EXERCISE BRIEF: Below are the records; locate each line with the word "likes" and copy it.

RECORDS SHOWN:

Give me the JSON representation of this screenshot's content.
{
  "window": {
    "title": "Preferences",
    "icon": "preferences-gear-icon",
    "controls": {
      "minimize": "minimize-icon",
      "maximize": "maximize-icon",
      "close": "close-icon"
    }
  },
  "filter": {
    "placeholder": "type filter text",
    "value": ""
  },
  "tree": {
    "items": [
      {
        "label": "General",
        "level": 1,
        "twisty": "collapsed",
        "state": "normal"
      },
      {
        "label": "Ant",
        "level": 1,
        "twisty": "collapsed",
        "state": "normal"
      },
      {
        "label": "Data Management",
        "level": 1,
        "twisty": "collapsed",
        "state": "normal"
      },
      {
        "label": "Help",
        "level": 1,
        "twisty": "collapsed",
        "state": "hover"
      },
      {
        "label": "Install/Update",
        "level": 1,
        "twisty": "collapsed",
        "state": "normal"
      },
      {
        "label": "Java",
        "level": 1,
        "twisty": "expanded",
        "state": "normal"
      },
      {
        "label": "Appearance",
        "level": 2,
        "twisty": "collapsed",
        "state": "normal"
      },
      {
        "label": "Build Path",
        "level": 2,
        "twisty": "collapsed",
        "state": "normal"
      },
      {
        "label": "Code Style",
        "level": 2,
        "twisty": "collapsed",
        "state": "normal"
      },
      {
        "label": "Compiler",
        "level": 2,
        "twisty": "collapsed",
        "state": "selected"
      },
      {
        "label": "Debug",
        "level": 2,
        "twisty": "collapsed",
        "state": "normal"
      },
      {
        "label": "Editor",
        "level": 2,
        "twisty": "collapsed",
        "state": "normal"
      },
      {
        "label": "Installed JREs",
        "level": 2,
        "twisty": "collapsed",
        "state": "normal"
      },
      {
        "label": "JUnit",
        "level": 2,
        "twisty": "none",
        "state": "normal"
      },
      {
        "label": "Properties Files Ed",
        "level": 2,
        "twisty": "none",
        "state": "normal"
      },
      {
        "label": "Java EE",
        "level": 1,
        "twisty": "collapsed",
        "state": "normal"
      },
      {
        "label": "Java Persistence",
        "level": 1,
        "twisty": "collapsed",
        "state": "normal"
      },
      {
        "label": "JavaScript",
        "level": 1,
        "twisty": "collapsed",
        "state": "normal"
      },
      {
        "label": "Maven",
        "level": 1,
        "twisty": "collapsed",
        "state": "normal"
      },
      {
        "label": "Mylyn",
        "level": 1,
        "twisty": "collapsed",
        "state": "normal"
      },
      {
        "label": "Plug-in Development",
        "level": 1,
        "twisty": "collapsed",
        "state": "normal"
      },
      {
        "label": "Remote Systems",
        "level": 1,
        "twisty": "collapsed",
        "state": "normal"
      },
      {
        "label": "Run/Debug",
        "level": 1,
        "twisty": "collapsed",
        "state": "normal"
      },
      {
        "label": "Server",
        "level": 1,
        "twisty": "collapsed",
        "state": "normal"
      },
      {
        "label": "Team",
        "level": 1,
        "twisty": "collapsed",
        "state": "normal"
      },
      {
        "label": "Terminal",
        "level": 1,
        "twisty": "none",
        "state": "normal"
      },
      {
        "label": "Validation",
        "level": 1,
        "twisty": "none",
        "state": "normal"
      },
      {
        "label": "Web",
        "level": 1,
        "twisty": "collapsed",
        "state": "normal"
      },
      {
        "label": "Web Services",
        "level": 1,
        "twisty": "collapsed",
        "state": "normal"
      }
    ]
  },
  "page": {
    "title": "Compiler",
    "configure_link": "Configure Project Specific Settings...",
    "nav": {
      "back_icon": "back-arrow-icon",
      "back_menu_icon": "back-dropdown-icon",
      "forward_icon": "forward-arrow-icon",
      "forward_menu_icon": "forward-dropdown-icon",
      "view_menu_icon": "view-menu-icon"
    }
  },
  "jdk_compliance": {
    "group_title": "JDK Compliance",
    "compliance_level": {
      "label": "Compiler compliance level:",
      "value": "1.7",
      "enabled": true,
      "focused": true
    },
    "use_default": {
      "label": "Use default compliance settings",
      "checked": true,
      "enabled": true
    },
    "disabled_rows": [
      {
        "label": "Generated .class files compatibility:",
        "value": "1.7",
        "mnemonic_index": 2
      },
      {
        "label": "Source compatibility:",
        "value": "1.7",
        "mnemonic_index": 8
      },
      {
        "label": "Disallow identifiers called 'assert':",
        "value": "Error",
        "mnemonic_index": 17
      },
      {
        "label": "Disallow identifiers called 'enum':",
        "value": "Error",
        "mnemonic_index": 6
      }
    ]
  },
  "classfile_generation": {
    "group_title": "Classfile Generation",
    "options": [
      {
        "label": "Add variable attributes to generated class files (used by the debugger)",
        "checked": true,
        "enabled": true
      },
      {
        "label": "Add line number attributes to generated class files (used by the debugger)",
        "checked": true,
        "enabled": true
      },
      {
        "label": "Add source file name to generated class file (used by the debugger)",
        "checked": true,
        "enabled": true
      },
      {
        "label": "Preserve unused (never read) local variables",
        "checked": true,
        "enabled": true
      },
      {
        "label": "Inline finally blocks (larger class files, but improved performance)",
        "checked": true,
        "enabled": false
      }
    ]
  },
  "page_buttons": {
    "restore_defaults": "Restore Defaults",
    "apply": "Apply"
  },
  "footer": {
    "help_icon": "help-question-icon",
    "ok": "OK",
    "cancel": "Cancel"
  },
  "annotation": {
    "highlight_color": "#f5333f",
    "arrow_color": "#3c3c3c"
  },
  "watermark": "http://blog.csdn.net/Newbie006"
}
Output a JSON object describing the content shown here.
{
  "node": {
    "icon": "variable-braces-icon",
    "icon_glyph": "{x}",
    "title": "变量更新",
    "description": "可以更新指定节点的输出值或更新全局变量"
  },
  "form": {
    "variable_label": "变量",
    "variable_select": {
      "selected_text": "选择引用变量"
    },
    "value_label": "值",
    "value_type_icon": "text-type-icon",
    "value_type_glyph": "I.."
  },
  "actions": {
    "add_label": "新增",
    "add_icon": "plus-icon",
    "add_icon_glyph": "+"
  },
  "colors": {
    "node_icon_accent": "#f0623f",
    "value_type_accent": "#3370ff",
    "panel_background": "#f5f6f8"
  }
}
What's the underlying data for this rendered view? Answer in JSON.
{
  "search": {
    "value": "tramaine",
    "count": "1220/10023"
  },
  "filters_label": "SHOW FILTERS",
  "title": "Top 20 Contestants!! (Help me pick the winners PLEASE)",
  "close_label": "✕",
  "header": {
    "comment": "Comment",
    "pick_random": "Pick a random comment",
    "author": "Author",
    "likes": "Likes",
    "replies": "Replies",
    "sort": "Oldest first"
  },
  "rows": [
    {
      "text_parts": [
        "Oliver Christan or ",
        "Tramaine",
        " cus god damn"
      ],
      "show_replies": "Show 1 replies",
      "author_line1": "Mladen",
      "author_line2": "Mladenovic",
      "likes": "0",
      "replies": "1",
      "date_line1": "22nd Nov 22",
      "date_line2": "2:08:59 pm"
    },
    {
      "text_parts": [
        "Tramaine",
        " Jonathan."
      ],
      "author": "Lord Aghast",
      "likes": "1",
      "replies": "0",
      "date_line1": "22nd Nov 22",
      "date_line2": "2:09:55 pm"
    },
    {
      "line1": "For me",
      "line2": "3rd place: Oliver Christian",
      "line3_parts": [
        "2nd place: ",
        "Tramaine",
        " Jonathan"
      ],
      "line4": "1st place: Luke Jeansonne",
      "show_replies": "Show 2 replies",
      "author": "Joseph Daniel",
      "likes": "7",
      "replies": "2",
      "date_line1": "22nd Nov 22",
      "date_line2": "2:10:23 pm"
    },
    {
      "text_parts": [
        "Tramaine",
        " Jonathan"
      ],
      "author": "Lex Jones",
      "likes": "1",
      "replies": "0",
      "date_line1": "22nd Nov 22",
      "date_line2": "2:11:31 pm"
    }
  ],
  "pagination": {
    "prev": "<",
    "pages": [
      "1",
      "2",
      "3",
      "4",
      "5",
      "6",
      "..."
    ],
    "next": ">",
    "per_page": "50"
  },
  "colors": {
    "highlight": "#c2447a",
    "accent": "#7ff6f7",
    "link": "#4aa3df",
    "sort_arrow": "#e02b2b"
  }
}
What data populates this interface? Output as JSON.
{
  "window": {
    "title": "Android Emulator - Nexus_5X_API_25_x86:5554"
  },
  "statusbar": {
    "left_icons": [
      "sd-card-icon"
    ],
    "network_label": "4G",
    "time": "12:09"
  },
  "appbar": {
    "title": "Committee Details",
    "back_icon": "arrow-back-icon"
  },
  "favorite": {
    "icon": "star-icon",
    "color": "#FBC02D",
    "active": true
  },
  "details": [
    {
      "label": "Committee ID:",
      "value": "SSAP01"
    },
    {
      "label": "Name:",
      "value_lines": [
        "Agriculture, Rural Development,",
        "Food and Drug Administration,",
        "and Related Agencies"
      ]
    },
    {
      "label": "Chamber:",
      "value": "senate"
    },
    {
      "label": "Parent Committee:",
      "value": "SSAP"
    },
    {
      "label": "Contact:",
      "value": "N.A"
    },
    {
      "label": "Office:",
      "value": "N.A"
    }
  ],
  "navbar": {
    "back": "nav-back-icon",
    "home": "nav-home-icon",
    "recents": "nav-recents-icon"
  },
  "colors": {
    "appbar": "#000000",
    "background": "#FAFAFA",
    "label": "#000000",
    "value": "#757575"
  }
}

YOUR RESPONSE:
    "likes": "Likes",
      "likes": "0",
      "likes": "1",
      "likes": "7",
      "likes": "1",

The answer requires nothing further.